EXERCISE DIRECTIONS => Every entry in the data is to be written out exactly; no picture belongs in the copy.

RECORDS FOR THE EXERCISE =>
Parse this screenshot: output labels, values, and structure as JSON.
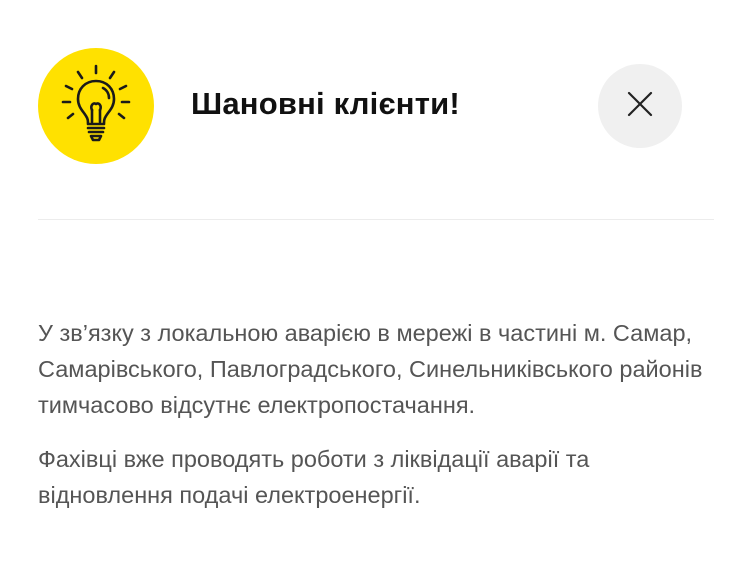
{
  "dialog": {
    "title": "Шановні клієнти!",
    "icon": "lightbulb-icon",
    "close_icon": "close-icon",
    "accent_color": "#ffe100",
    "paragraphs": [
      "У зв’язку з локальною аварією в мережі в частині м. Самар, Самарівського, Павлоградського, Синельниківського районів тимчасово відсутнє електропостачання.",
      "Фахівці вже проводять роботи з ліквідації аварії та відновлення подачі електроенергії."
    ]
  }
}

YOUR SOLUTION =>
Parse this screenshot: output labels, values, and structure as JSON.
{
  "dialog": {
    "title": "Шановні клієнти!",
    "icon": "lightbulb-icon",
    "close_icon": "close-icon",
    "accent_color": "#ffe100",
    "paragraphs": [
      "У зв’язку з локальною аварією в мережі в частині м. Самар, Самарівського, Павлоградського, Синельниківського районів тимчасово відсутнє електропостачання.",
      "Фахівці вже проводять роботи з ліквідації аварії та відновлення подачі електроенергії."
    ]
  }
}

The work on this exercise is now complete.